WASHINGTON, April 26, 2017 - Sonny Perdue’s first day as the new U.S. agriculture secretary was a doozy.
He started at 8:30 a.m. Tuesday when he was sworn in by Justice Clarence Thomas at the Supreme Court. By evening he’d introduced himself to his co-workers at USDA headquarters and met with President Trump, who assigned him to lead an interagency effort to find and come up with fixes for the most vexing problems facing U.S. farmers.
“I’m excited about the opportunity and ready to go to work, roll up my sleeves and make sure that we make American agriculture as great as it can be in the future for rural prosperity and for jobs,” Perdue said after the White House roundtable with the president, 14 farmers and prominent ag sector leaders.
Just before the meeting, Trump signed an executive order, implementing the task force that Perdue will lead. The task force, which includes representatives from Treasury, Commerce, Interior and several other departments, was given 180 days to identify “legislative, regulatory, and policy changes to promote in rural America agriculture, economic development, job growth, infrastructure improvements, technological innovation, energy security, and quality of life.”
The scope is broad, encompassing some of the most difficult problems farmers face, including a potential overhaul to the way farmers get the immigrant labor force they need to work in dairies and harvest America’s fruit and vegetables.
Trump, Perdue said, challenged him to find solutions. “We talked about how we can work with the secretary of labor in the guest-worker program, to make it work like it should again,” Perdue said. “We look forward to that challenge.”
Iowa Agriculture Secretary Bill Northey, who was part of the roundtable discussion with Trump and Perdue, told Agri-Pulse that Trump asked in-depth questions about the labor needs of farming operations.
The only legal guest worker program is the much-maligned H-2A program. Farmers complain that the program is slow, expensive, inefficient and often results in labor arriving after harvest season or not at all.
“You could tell right away (Trump) was very interested in being able to hear people’s stories,” said Northey, who still farms corn and soybeans. “He’d ask the question, ‘Are you able to get workers? What is the challenge with the H-2A system? What is slowing that process down?’ He was very interested in being able to help folks that needed H-2A workers.”
Beyond the interagency task force, which will likely hold its first meeting in June, Perdue said his top priority is expanding foreign markets for U.S. farm commodities.
He said he understands farmers’ anxiety about Trump’s trade policies, including his pledge to scrap or renegotiate NAFTA, but stressed that both he and the president know how important trade is to the ag sector.

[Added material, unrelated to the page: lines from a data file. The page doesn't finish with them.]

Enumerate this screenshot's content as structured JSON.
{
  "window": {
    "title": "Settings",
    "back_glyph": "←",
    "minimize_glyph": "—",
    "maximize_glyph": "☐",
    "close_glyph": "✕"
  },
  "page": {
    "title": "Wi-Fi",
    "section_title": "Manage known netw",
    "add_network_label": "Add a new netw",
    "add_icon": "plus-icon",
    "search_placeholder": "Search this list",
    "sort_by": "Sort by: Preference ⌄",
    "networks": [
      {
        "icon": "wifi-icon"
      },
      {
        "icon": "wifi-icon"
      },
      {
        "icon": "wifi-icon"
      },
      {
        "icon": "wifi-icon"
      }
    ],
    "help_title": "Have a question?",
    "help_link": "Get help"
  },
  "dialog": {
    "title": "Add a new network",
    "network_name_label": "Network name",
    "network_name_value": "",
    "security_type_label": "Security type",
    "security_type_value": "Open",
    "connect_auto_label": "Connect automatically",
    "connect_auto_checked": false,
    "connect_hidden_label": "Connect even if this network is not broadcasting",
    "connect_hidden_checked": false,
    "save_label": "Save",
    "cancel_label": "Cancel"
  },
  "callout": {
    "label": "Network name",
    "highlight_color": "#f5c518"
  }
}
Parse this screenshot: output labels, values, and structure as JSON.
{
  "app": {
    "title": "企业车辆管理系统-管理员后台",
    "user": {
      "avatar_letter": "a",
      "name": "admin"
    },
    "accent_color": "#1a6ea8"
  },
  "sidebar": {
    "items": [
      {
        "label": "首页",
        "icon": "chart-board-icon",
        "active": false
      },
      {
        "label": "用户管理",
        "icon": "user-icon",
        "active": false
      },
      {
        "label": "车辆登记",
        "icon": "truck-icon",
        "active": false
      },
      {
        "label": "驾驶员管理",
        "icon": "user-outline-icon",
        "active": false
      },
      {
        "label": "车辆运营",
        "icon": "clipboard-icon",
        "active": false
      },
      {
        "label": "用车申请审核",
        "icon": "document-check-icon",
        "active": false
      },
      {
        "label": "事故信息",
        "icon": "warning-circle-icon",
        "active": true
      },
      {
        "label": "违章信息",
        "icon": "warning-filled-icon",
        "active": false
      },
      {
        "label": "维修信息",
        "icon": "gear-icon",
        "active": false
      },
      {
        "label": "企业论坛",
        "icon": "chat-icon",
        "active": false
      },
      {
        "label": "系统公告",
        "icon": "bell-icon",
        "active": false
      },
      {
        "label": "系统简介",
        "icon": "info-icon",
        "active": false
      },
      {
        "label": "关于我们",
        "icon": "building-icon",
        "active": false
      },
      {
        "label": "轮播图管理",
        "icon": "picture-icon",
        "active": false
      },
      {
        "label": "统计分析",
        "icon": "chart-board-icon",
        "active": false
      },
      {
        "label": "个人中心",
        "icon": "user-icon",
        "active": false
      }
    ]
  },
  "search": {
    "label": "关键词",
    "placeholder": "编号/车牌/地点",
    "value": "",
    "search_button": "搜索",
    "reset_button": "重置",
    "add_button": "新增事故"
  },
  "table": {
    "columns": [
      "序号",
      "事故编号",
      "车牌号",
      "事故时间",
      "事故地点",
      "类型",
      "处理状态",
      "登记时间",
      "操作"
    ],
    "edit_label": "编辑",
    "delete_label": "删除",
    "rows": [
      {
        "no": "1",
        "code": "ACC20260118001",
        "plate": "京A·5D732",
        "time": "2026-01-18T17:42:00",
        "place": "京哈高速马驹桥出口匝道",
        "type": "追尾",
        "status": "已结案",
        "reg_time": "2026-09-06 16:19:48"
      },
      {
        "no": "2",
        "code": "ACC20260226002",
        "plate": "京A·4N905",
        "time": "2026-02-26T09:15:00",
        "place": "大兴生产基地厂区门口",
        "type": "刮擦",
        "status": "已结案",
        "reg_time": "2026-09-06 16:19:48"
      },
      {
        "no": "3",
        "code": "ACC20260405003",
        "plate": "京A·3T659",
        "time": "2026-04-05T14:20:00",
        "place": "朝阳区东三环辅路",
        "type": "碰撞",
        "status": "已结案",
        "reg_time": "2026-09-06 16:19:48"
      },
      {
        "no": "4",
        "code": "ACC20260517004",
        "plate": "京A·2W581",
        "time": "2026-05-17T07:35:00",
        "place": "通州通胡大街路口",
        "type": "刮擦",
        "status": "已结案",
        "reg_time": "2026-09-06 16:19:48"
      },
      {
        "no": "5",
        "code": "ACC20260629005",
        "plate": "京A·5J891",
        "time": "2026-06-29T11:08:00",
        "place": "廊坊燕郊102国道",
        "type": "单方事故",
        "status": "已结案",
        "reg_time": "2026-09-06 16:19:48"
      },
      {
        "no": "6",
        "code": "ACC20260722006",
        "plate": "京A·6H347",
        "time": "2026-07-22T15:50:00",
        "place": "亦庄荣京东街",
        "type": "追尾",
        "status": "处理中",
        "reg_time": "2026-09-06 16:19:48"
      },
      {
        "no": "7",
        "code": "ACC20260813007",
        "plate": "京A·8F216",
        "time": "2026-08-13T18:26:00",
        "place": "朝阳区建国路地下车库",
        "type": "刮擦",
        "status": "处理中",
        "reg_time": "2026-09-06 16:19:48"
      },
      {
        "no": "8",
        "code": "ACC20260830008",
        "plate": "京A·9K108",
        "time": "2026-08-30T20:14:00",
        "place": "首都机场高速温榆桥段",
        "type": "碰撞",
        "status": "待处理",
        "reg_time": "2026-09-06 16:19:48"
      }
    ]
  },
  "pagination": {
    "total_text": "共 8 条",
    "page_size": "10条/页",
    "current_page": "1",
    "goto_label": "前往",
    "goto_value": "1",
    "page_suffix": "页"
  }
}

“Trade is going to be at the top of our agenda,” Perdue told several hundred USDA employees, gathered at USDA headquarters Tuesday morning. “We’re in a nation that’s been blessed with an abundance of the safest, most available and most inexpensive food in the world.”
Perdue said he had discussions with 75 senators during his confirmation process and expanding trade was a common factor in the conversations.
“We need to have good trade policy because our producers out there are so productive, we’ve got a lot of stuff to sell and we’re going to sell it worldwide,” he said.
Increasing exports has become especially important to farmers because of low commodity prices, sinking farm income and rising debt, said former USDA Secretary John Block, who attended the event at USDA headquarters.
“Secretary Perdue has a long history of working on trade issues,” Block told Agri-Pulse. “He worked on trade when he was a governor in Georgia and he’s going to step right up.”
Perdue appeared anxious to get to work, making a show of taking off his jacket and tie and rolling up his sleeves during the speech.
“I was a farmer first … This job at USDA is about work. It’s about getting stuff done,” Perdue said. “We’ve got a lot of people depending on us.”
But as he gets to work, the new USDA chief said he doesn’t want to do it in a place that’s called “the Cage.” That’s the informal name USDA employees use for the secretary’s suite of offices on the second floor of USDA headquarters. The suite is surrounded by a glass enclosure that does resemble a cage, but Perdue said he doesn’t want anyone calling it that.
“Well, I don’t know about you, but I don’t cage too well,” he said to laughter and applause.
Perdue also took time to move through the crowd of employees, shaking hands and posing for photos, but was eventually escorted up a winding staircase to his second-floor office behind the glass-enclosed structure that needs a new name.